"The CRM market will continue its consolidation unabated," the analysts said in their latest research note, and listed 12 acquisitions "of note" in the last two years.
According to Gartner, one of the reasons for the activity is disenchantment among CRM founders, who "are selling out in capitulation" or company boards "who are growing frustrated by the slow (or negative) pace of growth."
These factors point to further consolidation ahead, Gartner says. Another factor is the market hype around the software-as-a-service model, used successfully in the CRM market byand others, which "places pressure on software providers."
It's a difficult market even for the most experienced, says Gartner, which points out that even "Oracle determined itself unable to cost-effectively develop a CRM solution likely to generate maintenance revenues as high as PeopleSoft and Siebel."
But the winners in CRM, Gartner hints, could well not bebut Microsoft, and Salesforce.com.
Despite two of the largest purchases in the software business, "Oracle has not finished purchasing CRM vendors," Gartner predicted. Over the coming year Oracle "will look at adding analytics, industry-specific solutions, work force automation and a software-as-a-service (on demand) vendor."
Both Microsoft and SAP "have a pattern of technology purchases when gaps have been identified," Gartner pointed out, while Salesforce "has the resources and desire to gain scale and close the gap with two market leaders" through purchase.
According to Gartner's latest market share figures () SAP is the market leader in CRM with $1.47 billion of revenue in 2005 and 25.6 percent market share. In second place is Siebel ($966 million, 17 percent) and in third, Oracle, including PeopleSoft ($367 million, 6.4 percent), giving a combined total of $1.3 billion, significantly less than SAP.

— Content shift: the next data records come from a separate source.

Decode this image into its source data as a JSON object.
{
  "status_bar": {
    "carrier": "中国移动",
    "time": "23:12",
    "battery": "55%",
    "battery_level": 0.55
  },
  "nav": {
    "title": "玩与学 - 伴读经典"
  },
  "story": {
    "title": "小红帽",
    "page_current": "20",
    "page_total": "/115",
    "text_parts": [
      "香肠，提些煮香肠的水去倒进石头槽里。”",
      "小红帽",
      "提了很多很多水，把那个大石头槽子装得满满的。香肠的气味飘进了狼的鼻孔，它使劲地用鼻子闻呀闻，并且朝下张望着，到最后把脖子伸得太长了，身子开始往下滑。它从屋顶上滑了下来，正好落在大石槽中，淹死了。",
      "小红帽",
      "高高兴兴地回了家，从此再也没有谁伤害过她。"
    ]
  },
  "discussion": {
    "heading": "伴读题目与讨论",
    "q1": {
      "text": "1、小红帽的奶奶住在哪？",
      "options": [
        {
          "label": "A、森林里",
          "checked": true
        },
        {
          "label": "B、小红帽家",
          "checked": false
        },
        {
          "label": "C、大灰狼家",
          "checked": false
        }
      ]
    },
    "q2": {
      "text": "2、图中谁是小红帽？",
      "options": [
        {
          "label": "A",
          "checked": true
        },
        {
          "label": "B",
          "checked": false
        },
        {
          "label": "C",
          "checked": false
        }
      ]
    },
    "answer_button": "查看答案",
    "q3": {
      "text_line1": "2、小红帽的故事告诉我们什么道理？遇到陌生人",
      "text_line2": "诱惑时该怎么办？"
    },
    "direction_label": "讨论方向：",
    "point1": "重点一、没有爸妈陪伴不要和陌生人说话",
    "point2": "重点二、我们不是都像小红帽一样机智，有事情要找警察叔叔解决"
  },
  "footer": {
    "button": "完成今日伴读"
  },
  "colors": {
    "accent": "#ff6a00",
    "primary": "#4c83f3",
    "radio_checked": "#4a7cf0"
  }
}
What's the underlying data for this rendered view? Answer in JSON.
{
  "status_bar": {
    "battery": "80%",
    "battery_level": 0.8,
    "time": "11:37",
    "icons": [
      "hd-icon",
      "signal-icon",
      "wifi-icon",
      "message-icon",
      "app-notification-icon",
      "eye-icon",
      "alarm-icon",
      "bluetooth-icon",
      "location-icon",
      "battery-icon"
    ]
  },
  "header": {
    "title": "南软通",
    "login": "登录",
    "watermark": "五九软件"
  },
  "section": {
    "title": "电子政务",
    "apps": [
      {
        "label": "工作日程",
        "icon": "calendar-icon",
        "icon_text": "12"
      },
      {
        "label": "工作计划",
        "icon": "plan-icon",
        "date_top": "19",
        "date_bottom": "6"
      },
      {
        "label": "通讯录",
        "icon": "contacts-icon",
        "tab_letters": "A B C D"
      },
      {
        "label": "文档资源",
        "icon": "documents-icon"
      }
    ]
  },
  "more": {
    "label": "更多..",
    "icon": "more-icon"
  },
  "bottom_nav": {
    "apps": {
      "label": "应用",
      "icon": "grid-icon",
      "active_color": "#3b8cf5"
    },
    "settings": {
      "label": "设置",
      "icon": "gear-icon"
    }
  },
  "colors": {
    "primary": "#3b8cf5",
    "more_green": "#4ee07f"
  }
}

The rising star in the CRM business is still Salesforce.com, which, according to Gartner's figures, saw its business grow by 77 percent last year.
Colin Barker of ZDNet UK reported from London.